Space Shuttle Atlantis, the last space shuttle to leave the earth, is now displayed at the Kennedy Space Center Visitor Complex in a way that's so close you can almost touch it.
And with more than 60 interactive exhibits all around it, there's plenty kids can touch.
Full-size Hubble Space Telescope replica? Got it.
Kid-size International Space Station to crawl through? Got it.
Tires from the final shuttle landing that you can spin? Got it.
10 News is the first to show you some of the cool kid features -- see them in the video and photo gallery displayed with this article.
Simulators let you land the shuttle, plus practice docking and working in space. Squeeze through the kid-size station, spin the shuttle tires, and then ride down a wild slide that follows the path of a shuttle coming home.
And -- the kids will love this one -- check out the space toilet trainer.
"There's a camera located down here that is looking up. You can use your imagination on that one," Atlantis astronaut Bob Springer said, sitting on the "space potty" trainer. Visitors are allowed to sit there, too.
"Then you can look overhead [at a monitor connected to the camera] and you can see whether you're in the crosshairs or not, so to speak."
Springer used a trainer just like this in Houston before he flew on Atlantis.
You have to go to the bathroom, Springer said, so "you'd better figure out how to make it work. Because it is most unpleasant if you 'miss the mark.'"
Whatever it is that catches your imagination in the massive Space Shuttle Atlantis exhibit, Springer says it will send you home with a whole new way to look at the world.
"Anybody can walk in here and have an astronaut experience. You can see every facet of what we had to do," he said.

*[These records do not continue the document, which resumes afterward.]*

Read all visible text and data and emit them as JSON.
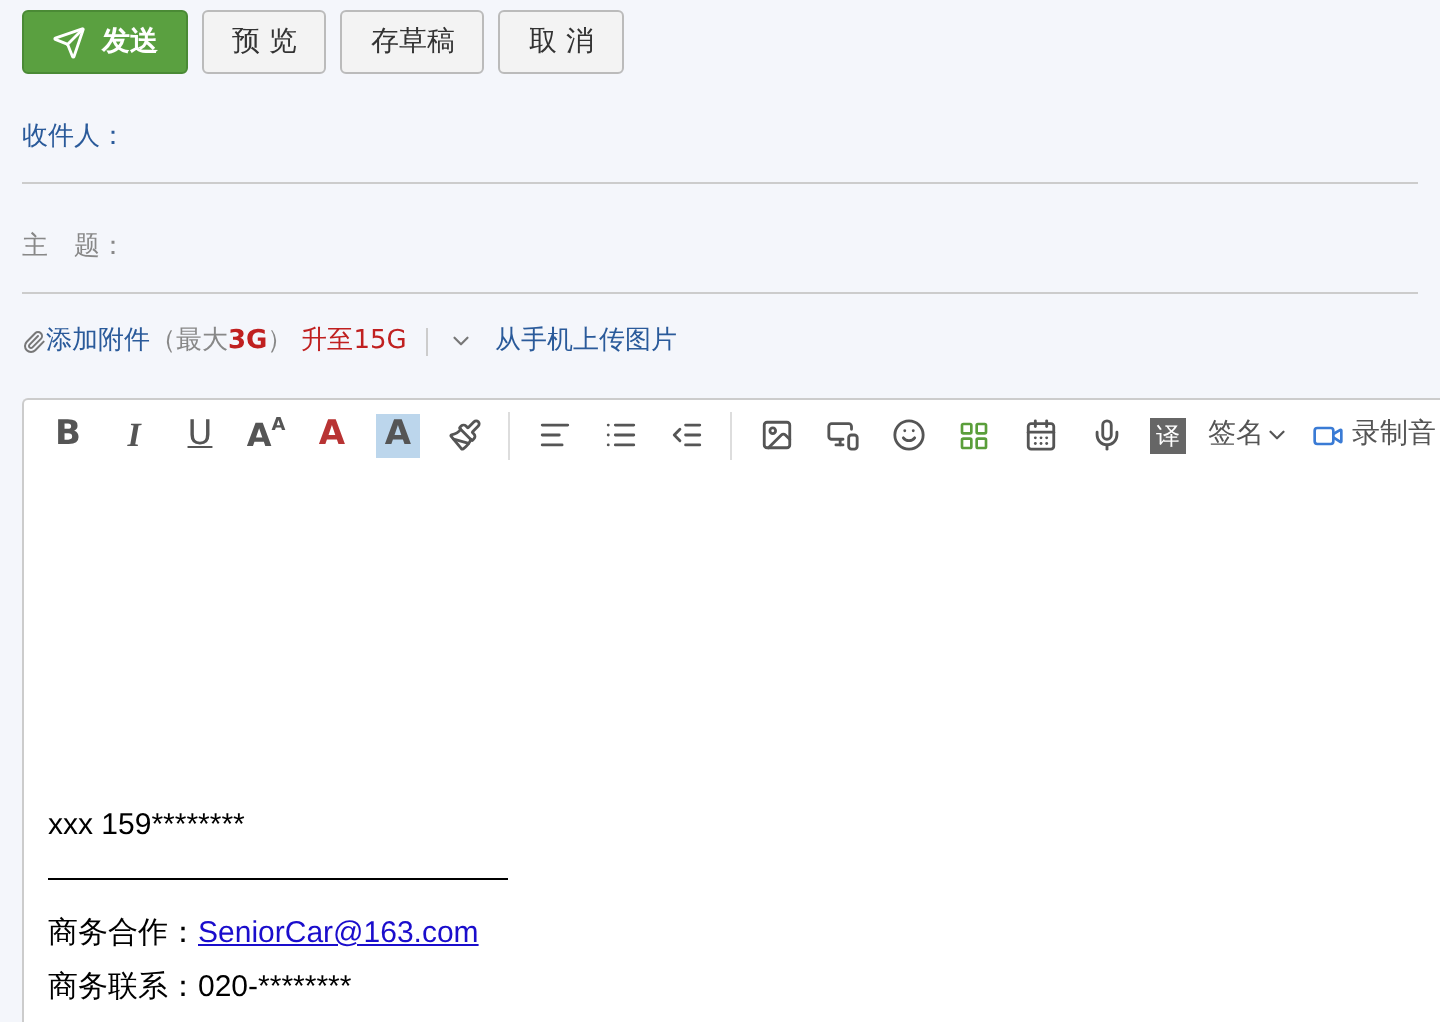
{
  "actions": [
    {
      "label": "发送",
      "kind": "primary"
    },
    {
      "label": "预 览",
      "kind": "normal"
    },
    {
      "label": "存草稿",
      "kind": "normal"
    },
    {
      "label": "取 消",
      "kind": "normal"
    }
  ],
  "recipient": {
    "label": "收件人："
  },
  "subject": {
    "label": "主　题："
  },
  "attachment": {
    "add": "添加附件",
    "limit_open": "（最大",
    "limit_size": "3G",
    "limit_close": "）",
    "upgrade": "升至15G",
    "phone_upload": "从手机上传图片"
  },
  "toolbar": [
    {
      "kind": "bold",
      "text": "B"
    },
    {
      "kind": "italic",
      "text": "I"
    },
    {
      "kind": "underline",
      "text": "U"
    },
    {
      "kind": "size",
      "text": "A",
      "sup": "A"
    },
    {
      "kind": "color",
      "text": "A"
    },
    {
      "kind": "bg",
      "text": "A"
    },
    {
      "kind": "brush"
    },
    {
      "kind": "sep"
    },
    {
      "kind": "align"
    },
    {
      "kind": "list"
    },
    {
      "kind": "indent"
    },
    {
      "kind": "sep"
    },
    {
      "kind": "image"
    },
    {
      "kind": "screenshot"
    },
    {
      "kind": "emoji"
    },
    {
      "kind": "template"
    },
    {
      "kind": "calendar"
    },
    {
      "kind": "mic"
    },
    {
      "kind": "translate",
      "text": "译"
    },
    {
      "kind": "menu",
      "text": "签名"
    },
    {
      "kind": "video",
      "text": "录制音"
    }
  ],
  "body": {
    "lines": [
      {
        "kind": "plain",
        "text": "xxx 159********"
      },
      {
        "kind": "rule"
      },
      {
        "kind": "labeled",
        "label": "商务合作：",
        "link": "SeniorCar@163.com"
      },
      {
        "kind": "labeled",
        "label": "商务联系：",
        "value": "020-********"
      }
    ]
  }
}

The Atlantis Exhibit opens to the public on Saturday. It's included with admission to the Kennedy Space Center Visitor Complex.
Be sure to watch The Morning Show on 10 News, Friday at 6:30 a.m. You'll see what it took to get Atlantis to its new home, appearing to almost float 30 feet above the ground.